Crabs and Crawfish are bought live. Make sure that they are still alive when you buy them. If the crab or even worse crawfish are dead before you cook them, then the taste and texture change, and not for the better. It is easy to tell if the crabs are alive, just look at the bucket or hamper and give them a little kick, and they will respond. Sometimes the crabs may be kept on ice, which stuns them. As long as they were on the ice, they will still be fresh when you cook them. For crawfish, look to see how they are stored. If they are stored in a cool place then they are likely just fine. Take a look at the sack and make sure there is some movement in there. If you are skeptical, ask them to pour out part of the sack for you to see them.
Shrimp are generally only bought live for bait purposes. Make sure when you are buying shrimp that they are fresh. The smell and appearance tests, similar to fish, work well for shrimp. They should not have a strong smell and should look bright and shiny. Dull shrimp or ones that have an odor are not fresh and you should avoid these.
Oysters can be bought by the sack, live and in their shell, or already shucked by the quart or gallon. Oysters in the shell should be firmly shut, if they are loose then they are likely dead. If you find an open oyster, give it a tap. If it is still alive it will promptly shut. Shucked oysters are best if they have been shucked recently, preferably that day. Find out if they shuck the oysters themselves at the market. If they do, ask when they were shucked. If shucked elsewhere, look on the container, there may be a date on there.
Crabs and crawfish should be stored in a cool place, perhaps on ice if you are not going to cook them immediately. Ideally, you should cook the live crabs and crawfish the same day that you buy them. The longer you store them, the more likely some of them will die.
Raw shrimp should be stored in the refrigerator or on ice. If you would like to buy shrimp in quantity and cook them later, then you should freeze them. To freeze them, place them in a plastic container or bag and just cover them with water. It is best to take the heads off before freezing. Freeze them like a solid block of ice. You can defrost them by running them under tap water (not hot) until the ice melts.
Oysters can be stored in the shell or already shucked. To store them in their shell, remember they are alive and you need to keep them that way. Do not store in an airtight container. Place them on a baking sheet or something similar and cover them with a damp towel.
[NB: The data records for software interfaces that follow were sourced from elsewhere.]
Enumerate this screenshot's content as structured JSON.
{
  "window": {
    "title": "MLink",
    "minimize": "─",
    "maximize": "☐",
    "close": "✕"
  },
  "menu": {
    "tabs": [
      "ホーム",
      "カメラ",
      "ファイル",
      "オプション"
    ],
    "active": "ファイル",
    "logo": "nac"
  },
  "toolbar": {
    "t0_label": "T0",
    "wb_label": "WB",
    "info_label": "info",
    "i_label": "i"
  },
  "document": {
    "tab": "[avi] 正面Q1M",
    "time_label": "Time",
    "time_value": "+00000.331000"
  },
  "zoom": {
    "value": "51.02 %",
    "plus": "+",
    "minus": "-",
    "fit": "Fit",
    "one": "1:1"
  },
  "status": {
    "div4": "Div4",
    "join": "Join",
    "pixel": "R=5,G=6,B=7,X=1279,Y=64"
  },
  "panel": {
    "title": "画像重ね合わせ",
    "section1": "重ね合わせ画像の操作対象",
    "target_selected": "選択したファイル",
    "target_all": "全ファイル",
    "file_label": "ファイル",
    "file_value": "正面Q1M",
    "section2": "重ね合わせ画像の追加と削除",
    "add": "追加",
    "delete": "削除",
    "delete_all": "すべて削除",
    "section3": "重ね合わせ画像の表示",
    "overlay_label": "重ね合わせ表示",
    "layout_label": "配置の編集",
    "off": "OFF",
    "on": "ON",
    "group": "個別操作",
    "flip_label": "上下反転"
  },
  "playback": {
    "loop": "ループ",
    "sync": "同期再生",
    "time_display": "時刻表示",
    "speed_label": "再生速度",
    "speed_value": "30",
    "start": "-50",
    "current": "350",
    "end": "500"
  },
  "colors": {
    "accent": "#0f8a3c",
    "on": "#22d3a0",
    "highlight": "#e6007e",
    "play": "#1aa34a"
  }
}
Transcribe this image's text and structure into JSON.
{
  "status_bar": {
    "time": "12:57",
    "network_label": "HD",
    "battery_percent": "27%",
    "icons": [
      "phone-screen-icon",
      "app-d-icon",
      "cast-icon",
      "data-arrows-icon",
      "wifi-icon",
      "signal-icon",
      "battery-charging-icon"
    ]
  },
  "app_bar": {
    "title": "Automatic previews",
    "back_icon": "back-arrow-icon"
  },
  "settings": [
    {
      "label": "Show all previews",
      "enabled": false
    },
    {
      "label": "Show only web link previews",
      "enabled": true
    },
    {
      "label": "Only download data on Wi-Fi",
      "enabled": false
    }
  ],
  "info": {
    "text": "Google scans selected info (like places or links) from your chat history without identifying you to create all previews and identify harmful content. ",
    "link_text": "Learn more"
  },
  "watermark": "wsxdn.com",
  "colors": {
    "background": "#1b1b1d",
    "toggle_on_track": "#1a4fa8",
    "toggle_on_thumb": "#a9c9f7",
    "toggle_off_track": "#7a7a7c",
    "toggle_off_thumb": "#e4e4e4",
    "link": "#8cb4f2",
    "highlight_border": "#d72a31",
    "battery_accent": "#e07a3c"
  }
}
Place them in the refrigerator and store them at 36 to 40 degrees Fahrenheit. If it is colder, they will die. You should consume them within a few days of purchase. Shucked oysters should be stored in an airtight container at very cold temperatures, around 34 to 35 degrees Fahrenheit. If kept cold, they will last up to 4 or 5 days.
There are many recipes that enhance the great flavor of Louisiana Shellfish. Crab, shrimp, and crawfish are commonly boiled and served with other items put into the boil, like potatoes, onion, garlic, corn, sausage, and other favorites.
Here’s a good recipe for Louisiana Boiled Crawfish. If you like your corn to taste a little sweet, you can add a cup of dark brown sugar to the water, before adding the corn. This recipe works well for boiling about a hamper or so of blue crabs as well or try this one.
Shrimp are boiled more gently. Make sure not to overcook shrimp are they will be difficult to peel and tough. Here is a good recipe for boiled shrimp from Zatarain’s.